Bottom Line: Matrix pH was manipulated by inorganic phosphate, nigericine, and low concentrations of uncoupler or valinomycin.In the absence of inorganic phosphate, when the matrix was the most alkaline, pH shift in the medium above 7 induced permeability transition accompanied by the decrease of ROS production.The phenomena revealed in this report are important for understanding mechanisms governing mitochondrial production of reactive oxygen species, in particular that related with uncoupling proteins.

View Article: PubMed Central - PubMed

Affiliation: Department of Biochemistry and Molecular Biology, Associated Unit to Consejo Superior de Investigaciones Científicas, Institute of Biomedicine of the University of Barcelona, Barcelona, Spain.

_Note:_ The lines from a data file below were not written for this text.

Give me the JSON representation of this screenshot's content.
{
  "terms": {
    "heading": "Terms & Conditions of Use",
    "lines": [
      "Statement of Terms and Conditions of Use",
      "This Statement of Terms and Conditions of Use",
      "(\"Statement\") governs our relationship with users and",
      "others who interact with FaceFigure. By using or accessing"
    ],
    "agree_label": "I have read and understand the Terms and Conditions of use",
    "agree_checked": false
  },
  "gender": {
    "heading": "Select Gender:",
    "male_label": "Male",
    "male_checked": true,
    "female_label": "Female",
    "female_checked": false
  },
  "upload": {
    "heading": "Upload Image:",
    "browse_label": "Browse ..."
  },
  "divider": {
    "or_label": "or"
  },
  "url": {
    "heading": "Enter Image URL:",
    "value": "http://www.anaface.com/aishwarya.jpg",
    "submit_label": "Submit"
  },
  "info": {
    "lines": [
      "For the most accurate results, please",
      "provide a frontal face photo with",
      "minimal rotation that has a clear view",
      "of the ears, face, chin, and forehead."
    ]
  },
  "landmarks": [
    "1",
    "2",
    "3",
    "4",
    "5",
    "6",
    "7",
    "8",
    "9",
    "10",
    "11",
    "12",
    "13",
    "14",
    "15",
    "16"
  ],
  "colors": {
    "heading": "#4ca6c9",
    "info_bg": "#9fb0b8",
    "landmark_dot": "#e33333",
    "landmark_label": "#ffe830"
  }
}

ABSTRACT
Reactive oxygen species (ROS) generation in mitochondria as a side product of electron and proton transport through the inner membrane is important for normal cell operation as well as development of pathology. Matrix and cytosol alkalization stabilizes semiquinone radical, a potential superoxide producer, and we hypothesized that proton deficiency under the excess of electron donors enhances reactive oxygen species generation. We tested this hypothesis by measuring pH dependence of reactive oxygen species released by mitochondria. The experiments were performed in the media with pH varying from 6 to 8 in the presence of complex II substrate succinate or under more physiological conditions with complex I substrates glutamate and malate. Matrix pH was manipulated by inorganic phosphate, nigericine, and low concentrations of uncoupler or valinomycin. We found that high pH strongly increased the rate of free radical generation in all of the conditions studied, even when DeltapH=0 in the presence of nigericin. In the absence of inorganic phosphate, when the matrix was the most alkaline, pH shift in the medium above 7 induced permeability transition accompanied by the decrease of ROS production. ROS production increase induced by the alkalization of medium was observed with intact respiring mitochondria as well as in the presence of complex I inhibitor rotenone, which enhanced reactive oxygen species release. The phenomena revealed in this report are important for understanding mechanisms governing mitochondrial production of reactive oxygen species, in particular that related with uncoupling proteins.

Show MeSH
Related in: MedlinePlus